[Start of Attachment]
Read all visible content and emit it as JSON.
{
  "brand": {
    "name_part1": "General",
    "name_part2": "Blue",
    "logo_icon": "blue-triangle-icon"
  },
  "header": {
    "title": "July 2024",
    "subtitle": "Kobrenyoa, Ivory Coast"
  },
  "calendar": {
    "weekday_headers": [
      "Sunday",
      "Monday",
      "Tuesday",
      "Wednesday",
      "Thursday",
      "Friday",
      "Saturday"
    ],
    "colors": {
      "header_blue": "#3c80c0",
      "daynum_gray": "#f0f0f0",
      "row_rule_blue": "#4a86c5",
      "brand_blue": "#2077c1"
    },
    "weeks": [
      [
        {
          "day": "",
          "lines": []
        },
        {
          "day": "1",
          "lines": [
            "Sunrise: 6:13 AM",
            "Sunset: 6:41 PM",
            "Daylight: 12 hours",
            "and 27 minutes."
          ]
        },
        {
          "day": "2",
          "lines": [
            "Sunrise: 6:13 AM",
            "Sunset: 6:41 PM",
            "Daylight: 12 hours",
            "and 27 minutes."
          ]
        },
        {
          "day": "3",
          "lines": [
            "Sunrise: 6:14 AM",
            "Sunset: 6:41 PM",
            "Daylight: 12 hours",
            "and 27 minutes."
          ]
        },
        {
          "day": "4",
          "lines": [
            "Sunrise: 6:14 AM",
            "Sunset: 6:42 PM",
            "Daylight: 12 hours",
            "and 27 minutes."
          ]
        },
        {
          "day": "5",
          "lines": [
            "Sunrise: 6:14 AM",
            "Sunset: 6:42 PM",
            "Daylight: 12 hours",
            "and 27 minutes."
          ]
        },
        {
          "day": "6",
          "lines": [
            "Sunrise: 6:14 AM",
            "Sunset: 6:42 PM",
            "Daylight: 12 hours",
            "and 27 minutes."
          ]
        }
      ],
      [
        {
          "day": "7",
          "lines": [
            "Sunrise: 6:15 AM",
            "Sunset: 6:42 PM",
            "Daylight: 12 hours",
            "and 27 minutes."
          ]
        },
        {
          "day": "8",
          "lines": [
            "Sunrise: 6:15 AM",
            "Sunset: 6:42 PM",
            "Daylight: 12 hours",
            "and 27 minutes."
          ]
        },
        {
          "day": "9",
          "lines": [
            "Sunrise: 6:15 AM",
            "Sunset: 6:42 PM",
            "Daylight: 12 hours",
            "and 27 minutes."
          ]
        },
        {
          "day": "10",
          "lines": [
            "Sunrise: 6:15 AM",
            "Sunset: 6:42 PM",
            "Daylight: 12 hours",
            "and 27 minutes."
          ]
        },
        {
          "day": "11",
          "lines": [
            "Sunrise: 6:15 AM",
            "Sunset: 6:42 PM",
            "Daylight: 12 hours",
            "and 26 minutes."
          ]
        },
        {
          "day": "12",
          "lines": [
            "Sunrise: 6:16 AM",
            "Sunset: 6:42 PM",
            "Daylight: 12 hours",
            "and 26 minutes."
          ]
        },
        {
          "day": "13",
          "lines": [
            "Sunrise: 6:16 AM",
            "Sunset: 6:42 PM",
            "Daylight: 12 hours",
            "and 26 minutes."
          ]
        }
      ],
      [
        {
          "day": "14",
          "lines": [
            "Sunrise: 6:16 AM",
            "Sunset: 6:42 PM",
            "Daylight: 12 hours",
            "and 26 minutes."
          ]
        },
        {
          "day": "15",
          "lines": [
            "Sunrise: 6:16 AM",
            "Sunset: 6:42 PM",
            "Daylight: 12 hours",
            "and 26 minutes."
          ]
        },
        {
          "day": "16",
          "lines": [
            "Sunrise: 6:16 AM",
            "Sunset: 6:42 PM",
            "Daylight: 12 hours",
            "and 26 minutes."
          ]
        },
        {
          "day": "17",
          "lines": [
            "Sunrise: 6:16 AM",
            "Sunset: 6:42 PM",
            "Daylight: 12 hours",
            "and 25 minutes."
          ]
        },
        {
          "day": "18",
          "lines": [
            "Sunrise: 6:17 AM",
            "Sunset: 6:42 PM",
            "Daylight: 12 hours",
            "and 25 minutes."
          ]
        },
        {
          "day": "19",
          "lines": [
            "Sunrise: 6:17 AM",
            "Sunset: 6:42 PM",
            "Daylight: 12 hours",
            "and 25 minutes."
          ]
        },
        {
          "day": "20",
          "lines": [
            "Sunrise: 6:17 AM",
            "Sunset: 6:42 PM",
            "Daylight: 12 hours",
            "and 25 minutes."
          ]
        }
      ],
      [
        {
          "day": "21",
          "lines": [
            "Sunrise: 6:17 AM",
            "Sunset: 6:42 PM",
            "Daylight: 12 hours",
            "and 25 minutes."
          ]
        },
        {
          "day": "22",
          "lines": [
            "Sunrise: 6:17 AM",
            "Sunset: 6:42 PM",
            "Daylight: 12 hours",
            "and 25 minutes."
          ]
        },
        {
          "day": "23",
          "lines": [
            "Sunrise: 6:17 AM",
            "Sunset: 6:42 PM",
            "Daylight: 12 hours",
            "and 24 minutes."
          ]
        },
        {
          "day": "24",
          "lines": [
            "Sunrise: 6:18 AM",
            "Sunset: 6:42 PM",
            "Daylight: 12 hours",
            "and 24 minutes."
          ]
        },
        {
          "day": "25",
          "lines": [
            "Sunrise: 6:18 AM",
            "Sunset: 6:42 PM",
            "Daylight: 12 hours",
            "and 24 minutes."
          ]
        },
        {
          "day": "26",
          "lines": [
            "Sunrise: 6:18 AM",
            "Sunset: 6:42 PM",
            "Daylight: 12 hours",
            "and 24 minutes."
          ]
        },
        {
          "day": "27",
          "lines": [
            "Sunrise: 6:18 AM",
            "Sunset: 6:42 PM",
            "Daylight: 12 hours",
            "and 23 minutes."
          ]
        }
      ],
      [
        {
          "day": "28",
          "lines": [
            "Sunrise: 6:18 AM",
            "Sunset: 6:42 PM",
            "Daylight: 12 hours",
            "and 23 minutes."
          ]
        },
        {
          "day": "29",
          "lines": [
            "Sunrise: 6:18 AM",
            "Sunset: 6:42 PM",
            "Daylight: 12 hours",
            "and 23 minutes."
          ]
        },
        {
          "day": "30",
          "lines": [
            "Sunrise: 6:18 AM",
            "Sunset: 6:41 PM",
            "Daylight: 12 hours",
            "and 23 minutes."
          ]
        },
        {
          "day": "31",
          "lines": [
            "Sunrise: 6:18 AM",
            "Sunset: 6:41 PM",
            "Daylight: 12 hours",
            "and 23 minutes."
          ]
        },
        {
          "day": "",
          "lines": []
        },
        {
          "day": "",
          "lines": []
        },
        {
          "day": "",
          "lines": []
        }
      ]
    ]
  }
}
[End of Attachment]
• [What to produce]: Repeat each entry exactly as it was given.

• [Solution to this problem]:
Read all visible content and emit it as JSON.
{
  "brand": {
    "name_part1": "General",
    "name_part2": "Blue",
    "logo_icon": "blue-triangle-icon"
  },
  "header": {
    "title": "July 2024",
    "subtitle": "Kobrenyoa, Ivory Coast"
  },
  "calendar": {
    "weekday_headers": [
      "Sunday",
      "Monday",
      "Tuesday",
      "Wednesday",
      "Thursday",
      "Friday",
      "Saturday"
    ],
    "colors": {
      "header_blue": "#3c80c0",
      "daynum_gray": "#f0f0f0",
      "row_rule_blue": "#4a86c5",
      "brand_blue": "#2077c1"
    },
    "weeks": [
      [
        {
          "day": "",
          "lines": []
        },
        {
          "day": "1",
          "lines": [
            "Sunrise: 6:13 AM",
            "Sunset: 6:41 PM",
            "Daylight: 12 hours",
            "and 27 minutes."
          ]
        },
        {
          "day": "2",
          "lines": [
            "Sunrise: 6:13 AM",
            "Sunset: 6:41 PM",
            "Daylight: 12 hours",
            "and 27 minutes."
          ]
        },
        {
          "day": "3",
          "lines": [
            "Sunrise: 6:14 AM",
            "Sunset: 6:41 PM",
            "Daylight: 12 hours",
            "and 27 minutes."
          ]
        },
        {
          "day": "4",
          "lines": [
            "Sunrise: 6:14 AM",
            "Sunset: 6:42 PM",
            "Daylight: 12 hours",
            "and 27 minutes."
          ]
        },
        {
          "day": "5",
          "lines": [
            "Sunrise: 6:14 AM",
            "Sunset: 6:42 PM",
            "Daylight: 12 hours",
            "and 27 minutes."
          ]
        },
        {
          "day": "6",
          "lines": [
            "Sunrise: 6:14 AM",
            "Sunset: 6:42 PM",
            "Daylight: 12 hours",
            "and 27 minutes."
          ]
        }
      ],
      [
        {
          "day": "7",
          "lines": [
            "Sunrise: 6:15 AM",
            "Sunset: 6:42 PM",
            "Daylight: 12 hours",
            "and 27 minutes."
          ]
        },
        {
          "day": "8",
          "lines": [
            "Sunrise: 6:15 AM",
            "Sunset: 6:42 PM",
            "Daylight: 12 hours",
            "and 27 minutes."
          ]
        },
        {
          "day": "9",
          "lines": [
            "Sunrise: 6:15 AM",
            "Sunset: 6:42 PM",
            "Daylight: 12 hours",
            "and 27 minutes."
          ]
        },
        {
          "day": "10",
          "lines": [
            "Sunrise: 6:15 AM",
            "Sunset: 6:42 PM",
            "Daylight: 12 hours",
            "and 27 minutes."
          ]
        },
        {
          "day": "11",
          "lines": [
            "Sunrise: 6:15 AM",
            "Sunset: 6:42 PM",
            "Daylight: 12 hours",
            "and 26 minutes."
          ]
        },
        {
          "day": "12",
          "lines": [
            "Sunrise: 6:16 AM",
            "Sunset: 6:42 PM",
            "Daylight: 12 hours",
            "and 26 minutes."
          ]
        },
        {
          "day": "13",
          "lines": [
            "Sunrise: 6:16 AM",
            "Sunset: 6:42 PM",
            "Daylight: 12 hours",
            "and 26 minutes."
          ]
        }
      ],
      [
        {
          "day": "14",
          "lines": [
            "Sunrise: 6:16 AM",
            "Sunset: 6:42 PM",
            "Daylight: 12 hours",
            "and 26 minutes."
          ]
        },
        {
          "day": "15",
          "lines": [
            "Sunrise: 6:16 AM",
            "Sunset: 6:42 PM",
            "Daylight: 12 hours",
            "and 26 minutes."
          ]
        },
        {
          "day": "16",
          "lines": [
            "Sunrise: 6:16 AM",
            "Sunset: 6:42 PM",
            "Daylight: 12 hours",
            "and 26 minutes."
          ]
        },
        {
          "day": "17",
          "lines": [
            "Sunrise: 6:16 AM",
            "Sunset: 6:42 PM",
            "Daylight: 12 hours",
            "and 25 minutes."
          ]
        },
        {
          "day": "18",
          "lines": [
            "Sunrise: 6:17 AM",
            "Sunset: 6:42 PM",
            "Daylight: 12 hours",
            "and 25 minutes."
          ]
        },
        {
          "day": "19",
          "lines": [
            "Sunrise: 6:17 AM",
            "Sunset: 6:42 PM",
            "Daylight: 12 hours",
            "and 25 minutes."
          ]
        },
        {
          "day": "20",
          "lines": [
            "Sunrise: 6:17 AM",
            "Sunset: 6:42 PM",
            "Daylight: 12 hours",
            "and 25 minutes."
          ]
        }
      ],
      [
        {
          "day": "21",
          "lines": [
            "Sunrise: 6:17 AM",
            "Sunset: 6:42 PM",
            "Daylight: 12 hours",
            "and 25 minutes."
          ]
        },
        {
          "day": "22",
          "lines": [
            "Sunrise: 6:17 AM",
            "Sunset: 6:42 PM",
            "Daylight: 12 hours",
            "and 25 minutes."
          ]
        },
        {
          "day": "23",
          "lines": [
            "Sunrise: 6:17 AM",
            "Sunset: 6:42 PM",
            "Daylight: 12 hours",
            "and 24 minutes."
          ]
        },
        {
          "day": "24",
          "lines": [
            "Sunrise: 6:18 AM",
            "Sunset: 6:42 PM",
            "Daylight: 12 hours",
            "and 24 minutes."
          ]
        },
        {
          "day": "25",
          "lines": [
            "Sunrise: 6:18 AM",
            "Sunset: 6:42 PM",
            "Daylight: 12 hours",
            "and 24 minutes."
          ]
        },
        {
          "day": "26",
          "lines": [
            "Sunrise: 6:18 AM",
            "Sunset: 6:42 PM",
            "Daylight: 12 hours",
            "and 24 minutes."
          ]
        },
        {
          "day": "27",
          "lines": [
            "Sunrise: 6:18 AM",
            "Sunset: 6:42 PM",
            "Daylight: 12 hours",
            "and 23 minutes."
          ]
        }
      ],
      [
        {
          "day": "28",
          "lines": [
            "Sunrise: 6:18 AM",
            "Sunset: 6:42 PM",
            "Daylight: 12 hours",
            "and 23 minutes."
          ]
        },
        {
          "day": "29",
          "lines": [
            "Sunrise: 6:18 AM",
            "Sunset: 6:42 PM",
            "Daylight: 12 hours",
            "and 23 minutes."
          ]
        },
        {
          "day": "30",
          "lines": [
            "Sunrise: 6:18 AM",
            "Sunset: 6:41 PM",
            "Daylight: 12 hours",
            "and 23 minutes."
          ]
        },
        {
          "day": "31",
          "lines": [
            "Sunrise: 6:18 AM",
            "Sunset: 6:41 PM",
            "Daylight: 12 hours",
            "and 23 minutes."
          ]
        },
        {
          "day": "",
          "lines": []
        },
        {
          "day": "",
          "lines": []
        },
        {
          "day": "",
          "lines": []
        }
      ]
    ]
  }
}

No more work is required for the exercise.